For the Record: As angels go, this little one has a bright future |

For the Record: As angels go, this little one has a bright future

by Sheila Gardner

It was quiet enough to hear a halo slip.

The lights were low, the few hundred people gathered at last Sunday’s Christmas devotional were settled in their chairs – some with heads bowed. For an hour or so, we reflected on the meaning of Christmas, encouraged to bring the seasonal pressures to a quiet standstill.

Our attention was focused on a closed circuit television screen in front of us, in anticipation of the Mormon Tabernacle Choir’s performance of “Silent Night.”
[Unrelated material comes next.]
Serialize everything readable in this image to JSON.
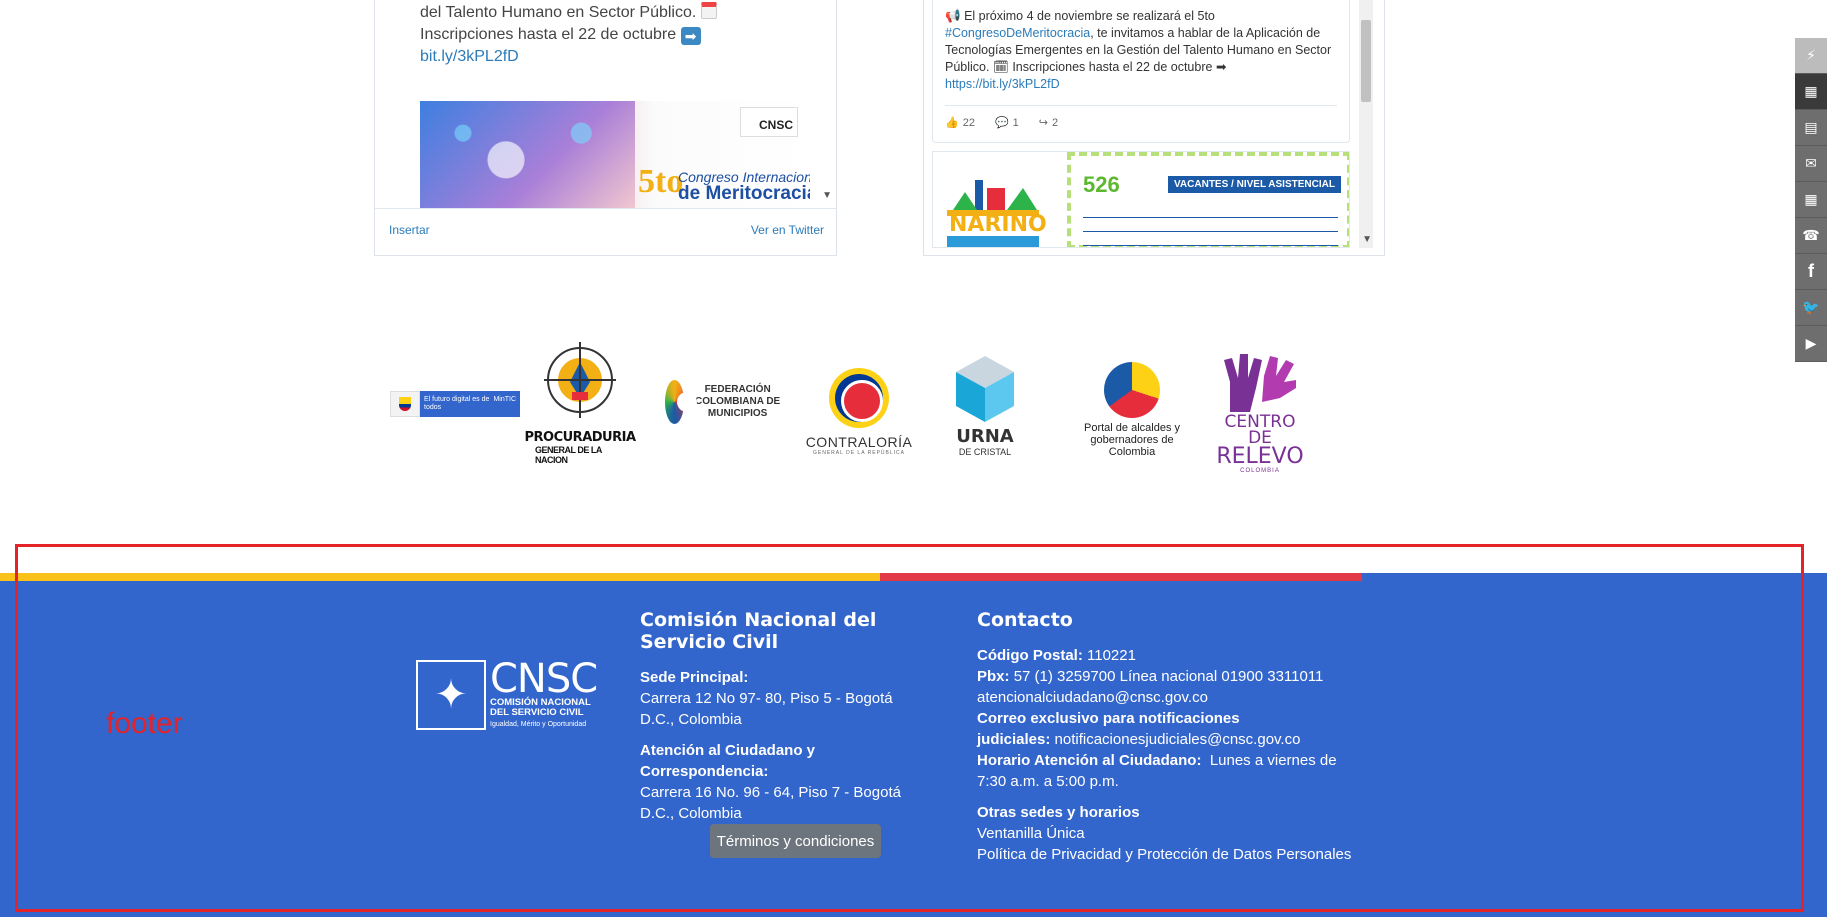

The music swelled to the familiar strains of the carol and the choir began to sing.

My reverie was interrupted by a little voice in the row behind me. The singer, no more than 3 or 4, just couldn’t hold it in any longer. Alone in the congregation, but along with the mighty choir, she softly sang, “Silent night, holy night. All is calm, all is bright.”

That was it. I don’t know if that’s all she’d learned of the traditional carol, or if somebody shushed her. But her sweet solo gave me one of those fleeting moments that makes me say to myself, “I get it.”

Having been in this business for so long, I learned to take my Christmases when I can. I try to recognize and appreciate the little epiphanies that occur all year long, rather than wrapping all my expectations in one overstuffed stocking to be opened Dec. 25.

And when I pay attention, I am not disappointed.

In a room full of weary adults and restless children, I hear a child sing “Silent Night.”

In our own community, we learn of twin brothers who didn’t think twice about turning in $200 they found and of a brave young girl who is willing to undergo a bone marrow transplant to save her mother’s life.

Before I leave you to be fitted for my own angel’s wings, allow me to confess that I am as guilty as the next person of obsessing over the perfect present, of caloric overindulgence and giving in to general holiday hysteria. I like to complain about it all, too.

At the end of each holiday, I promise myself things will be different next year. Then, I lapse into some kind of seasonal amnesia and forget that Christmas is Dec. 25, always has been, always will be. On Dec. 1, I’ve actually been heard to say, “December, already?”

This year, though, my resolve seems to be working – it’s only Dec. 9 and I’ve already heard an angel sing.

n Sheila Gardner is editor of The Record-Courier.